== Records for processing ==
━━━

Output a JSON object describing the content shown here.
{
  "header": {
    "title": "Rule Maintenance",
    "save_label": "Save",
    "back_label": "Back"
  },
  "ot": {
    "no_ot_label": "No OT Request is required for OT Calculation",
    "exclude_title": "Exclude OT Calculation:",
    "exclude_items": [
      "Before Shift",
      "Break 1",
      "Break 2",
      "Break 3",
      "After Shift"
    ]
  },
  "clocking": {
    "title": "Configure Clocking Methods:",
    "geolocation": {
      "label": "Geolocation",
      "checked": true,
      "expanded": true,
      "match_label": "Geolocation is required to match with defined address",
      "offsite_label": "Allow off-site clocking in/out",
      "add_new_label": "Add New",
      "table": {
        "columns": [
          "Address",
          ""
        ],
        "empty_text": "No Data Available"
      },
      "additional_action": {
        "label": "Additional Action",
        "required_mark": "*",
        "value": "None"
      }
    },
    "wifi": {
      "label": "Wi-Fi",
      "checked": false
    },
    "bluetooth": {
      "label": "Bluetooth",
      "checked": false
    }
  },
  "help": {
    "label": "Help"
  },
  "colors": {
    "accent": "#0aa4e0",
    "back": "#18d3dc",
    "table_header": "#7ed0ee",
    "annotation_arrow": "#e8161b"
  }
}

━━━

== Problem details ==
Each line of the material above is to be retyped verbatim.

== Exercise output ==
Output a JSON object describing the content shown here.
{
  "header": {
    "title": "Rule Maintenance",
    "save_label": "Save",
    "back_label": "Back"
  },
  "ot": {
    "no_ot_label": "No OT Request is required for OT Calculation",
    "exclude_title": "Exclude OT Calculation:",
    "exclude_items": [
      "Before Shift",
      "Break 1",
      "Break 2",
      "Break 3",
      "After Shift"
    ]
  },
  "clocking": {
    "title": "Configure Clocking Methods:",
    "geolocation": {
      "label": "Geolocation",
      "checked": true,
      "expanded": true,
      "match_label": "Geolocation is required to match with defined address",
      "offsite_label": "Allow off-site clocking in/out",
      "add_new_label": "Add New",
      "table": {
        "columns": [
          "Address",
          ""
        ],
        "empty_text": "No Data Available"
      },
      "additional_action": {
        "label": "Additional Action",
        "required_mark": "*",
        "value": "None"
      }
    },
    "wifi": {
      "label": "Wi-Fi",
      "checked": false
    },
    "bluetooth": {
      "label": "Bluetooth",
      "checked": false
    }
  },
  "help": {
    "label": "Help"
  },
  "colors": {
    "accent": "#0aa4e0",
    "back": "#18d3dc",
    "table_header": "#7ed0ee",
    "annotation_arrow": "#e8161b"
  }
}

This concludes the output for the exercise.